WHAT THE TASK REQUIRES
Repeat each line of the material exactly.

- - -

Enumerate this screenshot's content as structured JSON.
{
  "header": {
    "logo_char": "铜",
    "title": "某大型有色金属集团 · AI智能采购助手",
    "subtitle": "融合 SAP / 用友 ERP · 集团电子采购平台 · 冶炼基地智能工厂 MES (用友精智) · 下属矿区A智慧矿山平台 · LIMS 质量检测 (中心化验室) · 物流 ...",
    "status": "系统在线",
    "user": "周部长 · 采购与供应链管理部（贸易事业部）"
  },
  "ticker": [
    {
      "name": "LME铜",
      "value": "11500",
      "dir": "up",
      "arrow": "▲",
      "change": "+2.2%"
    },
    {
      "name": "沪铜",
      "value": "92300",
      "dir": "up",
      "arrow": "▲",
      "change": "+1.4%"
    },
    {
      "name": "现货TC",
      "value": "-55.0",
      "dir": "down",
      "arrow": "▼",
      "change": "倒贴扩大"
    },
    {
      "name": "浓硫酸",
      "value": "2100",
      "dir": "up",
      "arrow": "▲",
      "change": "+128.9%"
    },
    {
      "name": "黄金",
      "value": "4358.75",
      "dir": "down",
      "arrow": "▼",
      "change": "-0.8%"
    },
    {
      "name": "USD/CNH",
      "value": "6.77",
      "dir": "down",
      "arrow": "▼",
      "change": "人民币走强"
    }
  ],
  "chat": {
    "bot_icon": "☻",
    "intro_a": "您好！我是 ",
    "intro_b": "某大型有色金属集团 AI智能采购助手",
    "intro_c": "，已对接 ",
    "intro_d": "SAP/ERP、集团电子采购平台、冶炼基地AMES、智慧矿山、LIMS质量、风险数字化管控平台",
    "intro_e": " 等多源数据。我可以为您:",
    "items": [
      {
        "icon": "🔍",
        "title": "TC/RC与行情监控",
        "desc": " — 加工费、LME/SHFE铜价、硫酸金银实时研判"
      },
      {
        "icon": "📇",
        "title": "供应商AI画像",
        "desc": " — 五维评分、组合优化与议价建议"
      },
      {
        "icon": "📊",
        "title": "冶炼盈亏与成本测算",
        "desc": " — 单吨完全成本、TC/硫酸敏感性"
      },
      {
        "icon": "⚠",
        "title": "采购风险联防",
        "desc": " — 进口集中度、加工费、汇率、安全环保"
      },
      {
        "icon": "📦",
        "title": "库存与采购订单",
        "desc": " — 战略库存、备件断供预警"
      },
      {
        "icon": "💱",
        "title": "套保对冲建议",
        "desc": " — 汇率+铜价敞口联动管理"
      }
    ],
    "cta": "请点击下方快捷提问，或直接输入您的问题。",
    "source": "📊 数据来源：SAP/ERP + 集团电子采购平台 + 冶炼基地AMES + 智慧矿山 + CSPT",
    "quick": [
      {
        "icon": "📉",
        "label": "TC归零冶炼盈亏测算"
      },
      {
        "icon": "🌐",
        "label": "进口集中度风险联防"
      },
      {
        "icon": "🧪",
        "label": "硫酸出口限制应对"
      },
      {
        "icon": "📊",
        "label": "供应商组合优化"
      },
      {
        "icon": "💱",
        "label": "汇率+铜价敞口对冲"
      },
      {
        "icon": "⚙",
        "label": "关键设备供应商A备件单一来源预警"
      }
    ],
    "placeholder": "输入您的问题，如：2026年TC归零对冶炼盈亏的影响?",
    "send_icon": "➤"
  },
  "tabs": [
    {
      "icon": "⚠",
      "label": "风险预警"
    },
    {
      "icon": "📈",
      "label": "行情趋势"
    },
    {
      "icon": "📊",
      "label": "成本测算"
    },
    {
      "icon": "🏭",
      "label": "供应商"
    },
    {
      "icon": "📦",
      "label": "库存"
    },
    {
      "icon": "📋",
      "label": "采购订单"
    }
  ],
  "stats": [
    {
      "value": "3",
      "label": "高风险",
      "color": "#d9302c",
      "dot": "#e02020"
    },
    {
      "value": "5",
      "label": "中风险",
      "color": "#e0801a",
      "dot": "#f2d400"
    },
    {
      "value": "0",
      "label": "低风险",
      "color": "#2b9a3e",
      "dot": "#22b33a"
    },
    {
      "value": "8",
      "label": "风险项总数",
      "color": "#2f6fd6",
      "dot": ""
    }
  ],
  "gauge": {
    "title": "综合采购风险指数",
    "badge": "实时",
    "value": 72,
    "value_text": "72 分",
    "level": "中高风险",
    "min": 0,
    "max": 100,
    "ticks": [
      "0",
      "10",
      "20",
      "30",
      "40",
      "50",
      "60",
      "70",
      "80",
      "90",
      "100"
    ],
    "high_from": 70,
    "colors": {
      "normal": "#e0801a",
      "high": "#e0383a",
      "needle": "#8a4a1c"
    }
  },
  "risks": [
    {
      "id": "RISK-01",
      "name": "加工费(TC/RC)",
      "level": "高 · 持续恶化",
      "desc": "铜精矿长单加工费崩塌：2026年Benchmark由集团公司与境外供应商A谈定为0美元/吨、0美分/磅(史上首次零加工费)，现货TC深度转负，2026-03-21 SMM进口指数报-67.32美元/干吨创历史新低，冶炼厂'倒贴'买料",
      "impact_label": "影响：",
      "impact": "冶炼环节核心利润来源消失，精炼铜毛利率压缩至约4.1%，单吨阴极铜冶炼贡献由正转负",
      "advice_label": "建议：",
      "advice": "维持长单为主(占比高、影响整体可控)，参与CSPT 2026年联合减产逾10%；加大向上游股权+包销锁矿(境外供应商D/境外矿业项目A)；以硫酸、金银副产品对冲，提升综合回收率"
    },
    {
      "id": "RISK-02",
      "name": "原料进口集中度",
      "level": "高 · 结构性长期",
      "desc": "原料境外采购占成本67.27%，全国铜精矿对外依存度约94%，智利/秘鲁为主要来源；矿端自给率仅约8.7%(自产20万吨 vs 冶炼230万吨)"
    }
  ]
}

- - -

REPLY
Enumerate this screenshot's content as structured JSON.
{
  "header": {
    "logo_char": "铜",
    "title": "某大型有色金属集团 · AI智能采购助手",
    "subtitle": "融合 SAP / 用友 ERP · 集团电子采购平台 · 冶炼基地智能工厂 MES (用友精智) · 下属矿区A智慧矿山平台 · LIMS 质量检测 (中心化验室) · 物流 ...",
    "status": "系统在线",
    "user": "周部长 · 采购与供应链管理部（贸易事业部）"
  },
  "ticker": [
    {
      "name": "LME铜",
      "value": "11500",
      "dir": "up",
      "arrow": "▲",
      "change": "+2.2%"
    },
    {
      "name": "沪铜",
      "value": "92300",
      "dir": "up",
      "arrow": "▲",
      "change": "+1.4%"
    },
    {
      "name": "现货TC",
      "value": "-55.0",
      "dir": "down",
      "arrow": "▼",
      "change": "倒贴扩大"
    },
    {
      "name": "浓硫酸",
      "value": "2100",
      "dir": "up",
      "arrow": "▲",
      "change": "+128.9%"
    },
    {
      "name": "黄金",
      "value": "4358.75",
      "dir": "down",
      "arrow": "▼",
      "change": "-0.8%"
    },
    {
      "name": "USD/CNH",
      "value": "6.77",
      "dir": "down",
      "arrow": "▼",
      "change": "人民币走强"
    }
  ],
  "chat": {
    "bot_icon": "☻",
    "intro_a": "您好！我是 ",
    "intro_b": "某大型有色金属集团 AI智能采购助手",
    "intro_c": "，已对接 ",
    "intro_d": "SAP/ERP、集团电子采购平台、冶炼基地AMES、智慧矿山、LIMS质量、风险数字化管控平台",
    "intro_e": " 等多源数据。我可以为您:",
    "items": [
      {
        "icon": "🔍",
        "title": "TC/RC与行情监控",
        "desc": " — 加工费、LME/SHFE铜价、硫酸金银实时研判"
      },
      {
        "icon": "📇",
        "title": "供应商AI画像",
        "desc": " — 五维评分、组合优化与议价建议"
      },
      {
        "icon": "📊",
        "title": "冶炼盈亏与成本测算",
        "desc": " — 单吨完全成本、TC/硫酸敏感性"
      },
      {
        "icon": "⚠",
        "title": "采购风险联防",
        "desc": " — 进口集中度、加工费、汇率、安全环保"
      },
      {
        "icon": "📦",
        "title": "库存与采购订单",
        "desc": " — 战略库存、备件断供预警"
      },
      {
        "icon": "💱",
        "title": "套保对冲建议",
        "desc": " — 汇率+铜价敞口联动管理"
      }
    ],
    "cta": "请点击下方快捷提问，或直接输入您的问题。",
    "source": "📊 数据来源：SAP/ERP + 集团电子采购平台 + 冶炼基地AMES + 智慧矿山 + CSPT",
    "quick": [
      {
        "icon": "📉",
        "label": "TC归零冶炼盈亏测算"
      },
      {
        "icon": "🌐",
        "label": "进口集中度风险联防"
      },
      {
        "icon": "🧪",
        "label": "硫酸出口限制应对"
      },
      {
        "icon": "📊",
        "label": "供应商组合优化"
      },
      {
        "icon": "💱",
        "label": "汇率+铜价敞口对冲"
      },
      {
        "icon": "⚙",
        "label": "关键设备供应商A备件单一来源预警"
      }
    ],
    "placeholder": "输入您的问题，如：2026年TC归零对冶炼盈亏的影响?",
    "send_icon": "➤"
  },
  "tabs": [
    {
      "icon": "⚠",
      "label": "风险预警"
    },
    {
      "icon": "📈",
      "label": "行情趋势"
    },
    {
      "icon": "📊",
      "label": "成本测算"
    },
    {
      "icon": "🏭",
      "label": "供应商"
    },
    {
      "icon": "📦",
      "label": "库存"
    },
    {
      "icon": "📋",
      "label": "采购订单"
    }
  ],
  "stats": [
    {
      "value": "3",
      "label": "高风险",
      "color": "#d9302c",
      "dot": "#e02020"
    },
    {
      "value": "5",
      "label": "中风险",
      "color": "#e0801a",
      "dot": "#f2d400"
    },
    {
      "value": "0",
      "label": "低风险",
      "color": "#2b9a3e",
      "dot": "#22b33a"
    },
    {
      "value": "8",
      "label": "风险项总数",
      "color": "#2f6fd6",
      "dot": ""
    }
  ],
  "gauge": {
    "title": "综合采购风险指数",
    "badge": "实时",
    "value": 72,
    "value_text": "72 分",
    "level": "中高风险",
    "min": 0,
    "max": 100,
    "ticks": [
      "0",
      "10",
      "20",
      "30",
      "40",
      "50",
      "60",
      "70",
      "80",
      "90",
      "100"
    ],
    "high_from": 70,
    "colors": {
      "normal": "#e0801a",
      "high": "#e0383a",
      "needle": "#8a4a1c"
    }
  },
  "risks": [
    {
      "id": "RISK-01",
      "name": "加工费(TC/RC)",
      "level": "高 · 持续恶化",
      "desc": "铜精矿长单加工费崩塌：2026年Benchmark由集团公司与境外供应商A谈定为0美元/吨、0美分/磅(史上首次零加工费)，现货TC深度转负，2026-03-21 SMM进口指数报-67.32美元/干吨创历史新低，冶炼厂'倒贴'买料",
      "impact_label": "影响：",
      "impact": "冶炼环节核心利润来源消失，精炼铜毛利率压缩至约4.1%，单吨阴极铜冶炼贡献由正转负",
      "advice_label": "建议：",
      "advice": "维持长单为主(占比高、影响整体可控)，参与CSPT 2026年联合减产逾10%；加大向上游股权+包销锁矿(境外供应商D/境外矿业项目A)；以硫酸、金银副产品对冲，提升综合回收率"
    },
    {
      "id": "RISK-02",
      "name": "原料进口集中度",
      "level": "高 · 结构性长期",
      "desc": "原料境外采购占成本67.27%，全国铜精矿对外依存度约94%，智利/秘鲁为主要来源；矿端自给率仅约8.7%(自产20万吨 vs 冶炼230万吨)"
    }
  ]
}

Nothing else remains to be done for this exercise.